Like a paranoid schizophrenic, I find myself listening to voices; peering into shadows to find the shapes concealed there in the Big Empty. Unlike John Nash, I am obliged to acknowledge that these shades are present: They might have something valuable to tell me.

Trouble is, some of those characters I neither know nor like. At least not yet.

Not liking a character can be an advantage—for a while, anyway. McGill Forester in The Spiritkeeper, Byrne Davies in Everything…each of these characters is based upon the worst, the thorniest, the most insecure parts of myself. I used those icky qualities to their advantage, as a foundation for transformation.

In a new character, one who has not, as yet, wormed his way into the writer’s soul, that dislike is a whole other thing.

In a good character, one must also love what one dislikes—the Romance of Wrong. One must embrace the polarizing forces of quirk and complexity. A good character has a complicated purity about him/her…he or she boils with light, and some of that light may well be made of darkness.

A good character carries the potential of being the car wreck from which neither writer nor reader can turn away. The conflict that drives his/her story is as much internal as external…but to own it, the writer must first buy it.

Where an emptiness is found in a character, one will also finds serious restless-writer-discontent. At least that’s true for me. And even that law of literary thermodynamics has its exceptions. In Everything, the main character’s “not-ness” was an advantage: Not-ness was the quality from which the “everything” of Everything could grow. Not-ness is a stage on which some greater drama can play out. And still, the character without depth should be a rarity. The cipher-character should be strategy, not habit.

But back to the voices in the writer’s head. Back to the Big Empty.

In this, my note-taking-research-reading-listening-to-two-ayem-whisperings stage, I cast into the emptiness for clues and cues.
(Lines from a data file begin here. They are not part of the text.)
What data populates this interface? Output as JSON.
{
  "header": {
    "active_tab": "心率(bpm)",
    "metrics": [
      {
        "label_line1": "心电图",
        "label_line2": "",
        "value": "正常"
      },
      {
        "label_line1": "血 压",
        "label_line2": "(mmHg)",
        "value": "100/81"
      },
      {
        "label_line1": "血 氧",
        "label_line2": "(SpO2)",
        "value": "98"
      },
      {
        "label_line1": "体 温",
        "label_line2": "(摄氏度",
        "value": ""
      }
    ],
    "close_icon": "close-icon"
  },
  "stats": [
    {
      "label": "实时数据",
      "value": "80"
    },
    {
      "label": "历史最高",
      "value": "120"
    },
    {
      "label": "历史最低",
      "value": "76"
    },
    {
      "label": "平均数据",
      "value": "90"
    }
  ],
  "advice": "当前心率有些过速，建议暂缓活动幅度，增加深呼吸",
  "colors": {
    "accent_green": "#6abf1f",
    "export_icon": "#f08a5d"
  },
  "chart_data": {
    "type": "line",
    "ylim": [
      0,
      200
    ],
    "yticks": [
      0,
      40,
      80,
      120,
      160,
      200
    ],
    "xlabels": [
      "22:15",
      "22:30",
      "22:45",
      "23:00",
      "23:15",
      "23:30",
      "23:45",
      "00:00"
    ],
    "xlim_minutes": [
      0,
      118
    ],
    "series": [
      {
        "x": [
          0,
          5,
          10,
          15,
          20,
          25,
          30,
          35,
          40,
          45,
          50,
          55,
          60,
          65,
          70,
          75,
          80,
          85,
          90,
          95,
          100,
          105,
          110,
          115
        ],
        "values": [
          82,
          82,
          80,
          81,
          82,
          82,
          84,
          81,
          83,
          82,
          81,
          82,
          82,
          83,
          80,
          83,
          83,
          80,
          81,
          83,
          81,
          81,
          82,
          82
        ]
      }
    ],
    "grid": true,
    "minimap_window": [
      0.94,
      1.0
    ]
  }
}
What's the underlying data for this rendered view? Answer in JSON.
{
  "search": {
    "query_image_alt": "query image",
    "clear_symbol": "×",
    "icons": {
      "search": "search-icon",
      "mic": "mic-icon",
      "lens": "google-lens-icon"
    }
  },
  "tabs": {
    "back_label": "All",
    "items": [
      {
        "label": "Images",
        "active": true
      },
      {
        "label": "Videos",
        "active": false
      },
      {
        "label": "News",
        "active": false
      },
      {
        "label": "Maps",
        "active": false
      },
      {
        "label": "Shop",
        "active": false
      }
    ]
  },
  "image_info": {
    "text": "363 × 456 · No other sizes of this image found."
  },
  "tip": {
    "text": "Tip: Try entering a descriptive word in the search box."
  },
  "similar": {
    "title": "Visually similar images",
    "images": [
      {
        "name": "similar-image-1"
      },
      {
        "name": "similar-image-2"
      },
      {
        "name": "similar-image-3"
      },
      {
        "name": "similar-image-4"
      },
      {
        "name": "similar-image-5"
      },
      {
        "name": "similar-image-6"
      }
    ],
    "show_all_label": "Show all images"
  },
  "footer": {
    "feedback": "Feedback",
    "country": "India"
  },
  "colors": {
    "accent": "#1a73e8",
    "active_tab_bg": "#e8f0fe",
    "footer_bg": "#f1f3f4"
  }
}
I need to wear the character like a second skin. I need to listen in on his/her thoughts. It fidgets the crap out of me when I don’t know a character’s name: During the Big Empty phase of Spiritkeeper, I spent most of a three-hour drive bouncing names into the solo quiet of the car until one of them sang to me…and that discovery was the last of countless other hours of searching. It drives me nuts(ier) when I don’t know what a character does for a living or eats for breakfast. When the character has no face, I am plagued by ghosts.

Name, face, profession, breakfast choices, contents of clothes closet: All those details will come to me when they’re ready. I know they will. They always do. Like trains, characters arrive on their own schedules, not the writer’s. They will arrive when I least expect them to, and they will carry their own music with them. In the meantime, I must replace the adrenaline of The Fidgets with Zenlike patience. The Big Empty must be filled with surrender and the will to listen.

Waiting. That’s my job. That’s what writers do.